Fifteen years on, the Club has only amassed more canoes and kayaks, ever dedicated to retracing the traditional network of waterways connecting the original Five Nations of the Haudenosaunee Confederacy, while exposing new people to the waters he loves (including his 10-year-old daughter, ElliRose). 

Public Lands recently caught up with Edwards between the handful of trips he leads each year, noting his ideas for future expeditions designed to get people outside, educate them on the region’s Native American history, and get them to care about the environment they’re traversing in the process. 

 Hickory Edwards of the Onondaga Nation paddling on local waters Photo: Hickory Edwards

PUBLIC LANDS: Tell us more about your club. What’s its mission? 

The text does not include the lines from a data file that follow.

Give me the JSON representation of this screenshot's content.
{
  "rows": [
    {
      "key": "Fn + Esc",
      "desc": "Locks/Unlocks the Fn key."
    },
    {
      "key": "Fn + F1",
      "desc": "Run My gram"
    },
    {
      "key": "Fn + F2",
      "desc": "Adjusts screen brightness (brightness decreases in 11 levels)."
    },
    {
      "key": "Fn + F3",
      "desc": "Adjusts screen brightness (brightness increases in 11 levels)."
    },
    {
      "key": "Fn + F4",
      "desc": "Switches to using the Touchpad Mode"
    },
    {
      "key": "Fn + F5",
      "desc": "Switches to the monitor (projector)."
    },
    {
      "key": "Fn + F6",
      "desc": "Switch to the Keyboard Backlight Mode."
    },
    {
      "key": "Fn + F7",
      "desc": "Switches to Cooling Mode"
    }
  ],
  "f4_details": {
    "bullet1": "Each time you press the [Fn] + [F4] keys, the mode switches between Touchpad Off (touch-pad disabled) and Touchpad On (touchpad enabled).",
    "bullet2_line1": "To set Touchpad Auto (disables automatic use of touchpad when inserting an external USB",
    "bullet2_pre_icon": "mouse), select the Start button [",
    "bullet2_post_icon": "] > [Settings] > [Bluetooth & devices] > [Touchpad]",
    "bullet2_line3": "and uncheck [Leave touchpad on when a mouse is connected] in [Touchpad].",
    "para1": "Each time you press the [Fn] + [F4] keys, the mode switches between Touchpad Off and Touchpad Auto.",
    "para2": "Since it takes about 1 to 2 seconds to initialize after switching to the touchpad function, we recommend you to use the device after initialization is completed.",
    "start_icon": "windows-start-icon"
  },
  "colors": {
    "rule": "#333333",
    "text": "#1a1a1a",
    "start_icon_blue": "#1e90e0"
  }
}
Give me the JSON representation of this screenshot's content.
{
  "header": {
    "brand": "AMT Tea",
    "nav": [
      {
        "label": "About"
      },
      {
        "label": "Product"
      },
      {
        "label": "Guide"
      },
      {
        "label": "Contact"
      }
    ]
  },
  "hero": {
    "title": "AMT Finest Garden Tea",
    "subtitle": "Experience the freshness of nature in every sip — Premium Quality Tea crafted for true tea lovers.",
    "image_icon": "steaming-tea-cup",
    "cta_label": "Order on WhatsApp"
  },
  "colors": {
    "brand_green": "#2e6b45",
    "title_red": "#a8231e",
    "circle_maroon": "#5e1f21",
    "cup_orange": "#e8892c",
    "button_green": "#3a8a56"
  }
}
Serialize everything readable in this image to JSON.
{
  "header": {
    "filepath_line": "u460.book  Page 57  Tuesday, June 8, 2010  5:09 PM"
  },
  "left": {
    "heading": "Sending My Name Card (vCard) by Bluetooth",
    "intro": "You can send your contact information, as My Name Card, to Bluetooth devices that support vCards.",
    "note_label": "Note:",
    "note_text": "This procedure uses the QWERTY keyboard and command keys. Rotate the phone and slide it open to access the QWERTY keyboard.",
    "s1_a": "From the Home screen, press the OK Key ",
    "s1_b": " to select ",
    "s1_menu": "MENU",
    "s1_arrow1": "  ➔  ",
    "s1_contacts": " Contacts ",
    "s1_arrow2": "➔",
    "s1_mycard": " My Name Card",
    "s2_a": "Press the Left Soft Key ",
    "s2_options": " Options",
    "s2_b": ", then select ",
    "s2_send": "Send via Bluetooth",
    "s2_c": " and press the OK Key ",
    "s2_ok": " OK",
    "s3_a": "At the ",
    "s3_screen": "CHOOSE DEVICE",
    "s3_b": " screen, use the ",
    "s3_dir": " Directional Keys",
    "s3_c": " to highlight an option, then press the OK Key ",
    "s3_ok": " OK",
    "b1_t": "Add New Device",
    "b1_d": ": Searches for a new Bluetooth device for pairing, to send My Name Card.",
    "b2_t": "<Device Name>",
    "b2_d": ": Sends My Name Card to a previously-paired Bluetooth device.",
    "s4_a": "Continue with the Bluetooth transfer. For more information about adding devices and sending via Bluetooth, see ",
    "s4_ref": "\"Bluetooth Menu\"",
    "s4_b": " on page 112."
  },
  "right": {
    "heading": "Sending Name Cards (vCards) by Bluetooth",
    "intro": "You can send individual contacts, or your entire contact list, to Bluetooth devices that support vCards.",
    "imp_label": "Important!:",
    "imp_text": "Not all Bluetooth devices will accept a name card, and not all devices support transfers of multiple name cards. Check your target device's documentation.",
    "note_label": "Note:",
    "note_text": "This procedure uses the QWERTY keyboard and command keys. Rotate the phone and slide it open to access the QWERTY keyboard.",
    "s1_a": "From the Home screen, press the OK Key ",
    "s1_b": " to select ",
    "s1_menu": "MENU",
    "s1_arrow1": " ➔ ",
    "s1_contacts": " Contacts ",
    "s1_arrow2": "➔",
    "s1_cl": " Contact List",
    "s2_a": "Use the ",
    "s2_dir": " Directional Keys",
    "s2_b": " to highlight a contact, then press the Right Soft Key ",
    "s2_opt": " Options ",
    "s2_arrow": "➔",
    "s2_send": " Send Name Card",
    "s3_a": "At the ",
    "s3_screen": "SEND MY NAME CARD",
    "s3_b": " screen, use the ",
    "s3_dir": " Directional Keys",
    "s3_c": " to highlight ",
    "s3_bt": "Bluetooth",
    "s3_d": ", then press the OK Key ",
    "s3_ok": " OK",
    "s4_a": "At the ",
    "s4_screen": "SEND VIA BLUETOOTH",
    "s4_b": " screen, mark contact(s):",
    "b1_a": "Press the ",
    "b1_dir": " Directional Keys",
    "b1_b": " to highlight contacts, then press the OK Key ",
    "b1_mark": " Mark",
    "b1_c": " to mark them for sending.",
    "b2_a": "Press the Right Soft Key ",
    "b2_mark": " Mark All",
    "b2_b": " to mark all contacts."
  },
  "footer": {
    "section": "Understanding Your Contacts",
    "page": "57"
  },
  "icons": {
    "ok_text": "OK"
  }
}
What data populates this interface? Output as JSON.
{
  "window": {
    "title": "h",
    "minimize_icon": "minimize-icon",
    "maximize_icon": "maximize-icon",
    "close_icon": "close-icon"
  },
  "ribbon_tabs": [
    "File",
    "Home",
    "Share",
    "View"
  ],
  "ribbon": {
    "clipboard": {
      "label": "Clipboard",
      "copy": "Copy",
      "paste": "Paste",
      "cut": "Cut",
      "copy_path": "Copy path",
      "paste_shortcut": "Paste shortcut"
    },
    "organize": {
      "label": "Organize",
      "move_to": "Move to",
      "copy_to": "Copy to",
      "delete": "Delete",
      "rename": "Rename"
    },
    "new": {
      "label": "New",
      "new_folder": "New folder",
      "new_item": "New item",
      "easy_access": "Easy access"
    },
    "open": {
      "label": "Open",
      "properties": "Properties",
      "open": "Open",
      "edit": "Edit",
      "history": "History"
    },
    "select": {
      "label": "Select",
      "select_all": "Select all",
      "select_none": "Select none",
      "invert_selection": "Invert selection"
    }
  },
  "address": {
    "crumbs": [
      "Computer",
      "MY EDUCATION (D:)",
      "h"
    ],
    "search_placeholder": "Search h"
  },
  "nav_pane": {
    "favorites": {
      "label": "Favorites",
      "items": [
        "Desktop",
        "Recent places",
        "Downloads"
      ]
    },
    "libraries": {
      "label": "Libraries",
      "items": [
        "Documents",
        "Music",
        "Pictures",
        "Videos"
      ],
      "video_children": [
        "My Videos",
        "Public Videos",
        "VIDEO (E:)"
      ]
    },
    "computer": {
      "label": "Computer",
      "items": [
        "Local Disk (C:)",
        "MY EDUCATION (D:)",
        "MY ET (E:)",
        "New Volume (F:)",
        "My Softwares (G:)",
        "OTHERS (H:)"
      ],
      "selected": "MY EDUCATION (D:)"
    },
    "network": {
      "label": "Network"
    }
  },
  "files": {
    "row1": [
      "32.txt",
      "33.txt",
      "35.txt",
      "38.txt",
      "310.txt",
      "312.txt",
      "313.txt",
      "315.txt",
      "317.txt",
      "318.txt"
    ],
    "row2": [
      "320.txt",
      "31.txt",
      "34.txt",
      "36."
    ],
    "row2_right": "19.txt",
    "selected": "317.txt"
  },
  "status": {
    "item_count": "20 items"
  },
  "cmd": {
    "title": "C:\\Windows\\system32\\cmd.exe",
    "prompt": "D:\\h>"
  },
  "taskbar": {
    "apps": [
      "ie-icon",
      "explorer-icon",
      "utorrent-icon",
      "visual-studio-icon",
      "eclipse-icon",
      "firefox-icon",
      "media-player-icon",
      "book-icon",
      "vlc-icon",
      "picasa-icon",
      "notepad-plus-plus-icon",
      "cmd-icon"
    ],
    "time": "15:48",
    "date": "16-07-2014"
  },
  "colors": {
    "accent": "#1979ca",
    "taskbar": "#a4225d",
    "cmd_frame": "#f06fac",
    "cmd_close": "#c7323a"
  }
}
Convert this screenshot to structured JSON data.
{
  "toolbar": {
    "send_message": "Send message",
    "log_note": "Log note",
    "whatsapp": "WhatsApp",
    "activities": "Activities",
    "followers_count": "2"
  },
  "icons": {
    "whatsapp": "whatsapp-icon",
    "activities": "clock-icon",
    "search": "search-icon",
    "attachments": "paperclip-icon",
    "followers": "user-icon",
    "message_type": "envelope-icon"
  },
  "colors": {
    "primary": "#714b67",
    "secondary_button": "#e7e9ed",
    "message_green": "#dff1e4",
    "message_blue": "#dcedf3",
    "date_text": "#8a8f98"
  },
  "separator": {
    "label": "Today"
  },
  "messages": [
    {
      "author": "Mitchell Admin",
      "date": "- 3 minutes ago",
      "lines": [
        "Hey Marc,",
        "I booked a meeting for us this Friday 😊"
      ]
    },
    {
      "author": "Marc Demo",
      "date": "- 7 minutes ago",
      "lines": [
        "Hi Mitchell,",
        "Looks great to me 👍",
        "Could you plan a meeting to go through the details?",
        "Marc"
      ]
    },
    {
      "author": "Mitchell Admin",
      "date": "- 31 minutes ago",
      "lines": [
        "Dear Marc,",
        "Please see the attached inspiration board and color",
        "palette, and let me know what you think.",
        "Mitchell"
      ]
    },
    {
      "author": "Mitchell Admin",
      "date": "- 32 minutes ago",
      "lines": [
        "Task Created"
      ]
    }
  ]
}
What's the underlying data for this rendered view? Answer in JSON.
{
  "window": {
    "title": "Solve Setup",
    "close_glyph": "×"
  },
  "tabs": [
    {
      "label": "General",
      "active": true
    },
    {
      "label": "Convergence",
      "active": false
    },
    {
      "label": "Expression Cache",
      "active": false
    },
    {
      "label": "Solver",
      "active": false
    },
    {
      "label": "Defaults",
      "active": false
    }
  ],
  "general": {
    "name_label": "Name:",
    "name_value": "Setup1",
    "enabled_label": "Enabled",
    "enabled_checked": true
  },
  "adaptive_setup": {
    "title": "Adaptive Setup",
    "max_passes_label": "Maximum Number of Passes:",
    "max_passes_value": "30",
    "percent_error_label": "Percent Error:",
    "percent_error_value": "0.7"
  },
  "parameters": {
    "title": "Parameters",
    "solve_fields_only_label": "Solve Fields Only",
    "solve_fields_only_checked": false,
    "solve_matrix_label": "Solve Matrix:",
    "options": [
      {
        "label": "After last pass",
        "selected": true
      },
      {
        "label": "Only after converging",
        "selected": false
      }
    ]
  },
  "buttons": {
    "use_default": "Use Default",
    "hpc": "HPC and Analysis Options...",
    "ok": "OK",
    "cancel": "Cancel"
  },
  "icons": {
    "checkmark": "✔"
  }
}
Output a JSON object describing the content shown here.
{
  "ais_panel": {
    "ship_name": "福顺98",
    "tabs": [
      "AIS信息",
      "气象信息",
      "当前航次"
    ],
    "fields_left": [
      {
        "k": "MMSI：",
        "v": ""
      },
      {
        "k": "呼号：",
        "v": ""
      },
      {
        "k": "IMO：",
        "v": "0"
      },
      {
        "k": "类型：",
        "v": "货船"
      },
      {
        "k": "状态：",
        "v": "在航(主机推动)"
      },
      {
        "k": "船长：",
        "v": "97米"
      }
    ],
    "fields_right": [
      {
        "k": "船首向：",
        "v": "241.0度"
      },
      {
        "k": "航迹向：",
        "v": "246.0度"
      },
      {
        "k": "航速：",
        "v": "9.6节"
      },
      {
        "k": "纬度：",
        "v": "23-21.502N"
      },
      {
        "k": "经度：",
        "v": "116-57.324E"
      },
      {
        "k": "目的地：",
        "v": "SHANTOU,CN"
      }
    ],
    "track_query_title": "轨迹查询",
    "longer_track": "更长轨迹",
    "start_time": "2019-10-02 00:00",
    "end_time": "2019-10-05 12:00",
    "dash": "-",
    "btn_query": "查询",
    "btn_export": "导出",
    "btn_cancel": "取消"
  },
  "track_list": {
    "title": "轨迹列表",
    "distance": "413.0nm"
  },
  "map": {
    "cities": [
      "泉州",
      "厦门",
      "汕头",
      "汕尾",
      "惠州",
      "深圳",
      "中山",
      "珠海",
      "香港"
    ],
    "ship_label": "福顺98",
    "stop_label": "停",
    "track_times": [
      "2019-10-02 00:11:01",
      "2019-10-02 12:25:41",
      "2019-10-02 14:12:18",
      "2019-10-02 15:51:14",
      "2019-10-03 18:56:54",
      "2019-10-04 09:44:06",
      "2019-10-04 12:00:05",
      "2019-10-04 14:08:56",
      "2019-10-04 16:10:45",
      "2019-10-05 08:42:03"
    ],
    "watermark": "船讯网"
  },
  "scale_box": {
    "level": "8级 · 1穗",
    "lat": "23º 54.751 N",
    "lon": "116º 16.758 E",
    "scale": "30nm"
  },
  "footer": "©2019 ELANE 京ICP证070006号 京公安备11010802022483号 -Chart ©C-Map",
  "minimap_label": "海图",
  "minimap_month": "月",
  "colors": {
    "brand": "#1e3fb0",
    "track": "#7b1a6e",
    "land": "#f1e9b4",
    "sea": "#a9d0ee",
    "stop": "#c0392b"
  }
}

HICKORY EDWARDS: The main goal is to help people get to know these waters and lands as our grandfathers once did. We want to get people out and teach them about the waterways and the land. I try to teach people as much as I possibly can, from where different nations started and ended to some of their traditions. People need to know these things; we want to bring them outside so they return with knowledge of the region’s land and water. Our Creator didn’t just put us on these reservations; he put us on this Earth. I try to share that with everyone who goes. 

Who are your trips targeted for? 

Basically, anyone who’s interested in coming along, but we bring a lot of youth along on these trips as well. The club raises our own money, so the trips are free for people, helping anyone who wants to go. We have a core group that goes a lot of the time, and a lot of other people show up for a day or two here and there.  

And you’ve taken your daughter along on some of them? 

A lot of people have never known about these waters and land, but ElliRose has known for her whole life that these rivers are highways. She’s gone on every single trip since she was born. She has about 2,000 miles under her already.  

Where do you take them? 

We bring people down waterways that were important to our people. We show them old paddling routes and portaging paths, and even old villages and nation boundary lines. Binghamton [N.Y.] wasn’t always called that. People need to know that. These waterways used to connect all these nations together; it’s how we’d do our trading. We want to show that they can still connect the knowledge of our people. Helping bring that back is something I am very proud of.  

How are you using these paddling trips to make positive change? 

I hope to teach people things that aren’t archived in history books, from the Onondaga perspective as well as legends of our Haudenosaunee people. Our hope is also to expose people to the outdoors, which improves their lives by learning more about the land and water around them. They also become advocates to help protect these places. Onondaga Lake has experienced hundreds of years of pollution and when people see that they want to help. They also see firsthand the effects of manure and blue-green algae and what fracking does to the river. These trips have been a catalyst for people to start taking a stance. 

And what was the recent trip down the Susquehanna about?

We started in Cooperstown [N.Y.] and went about 100 miles, then another 50 miles or so to Binghamton, which completed the entire 444 miles of the Susquehanna, from its source to Chesapeake Bay, officially joining the ‘444 Club.’ Any river out there, I want to know it. It’s what connects me back to my ancestors. It was their land where they used to roam as free as the wind, and that’s the same thing I’m trying to do now.

All articles are for general informational purposes.  Each individual’s needs, preferences, goals and abilities may vary.  Be sure to obtain all appropriate training, expert supervision and/or medical advice before engaging in strenuous or potentially hazardous activity.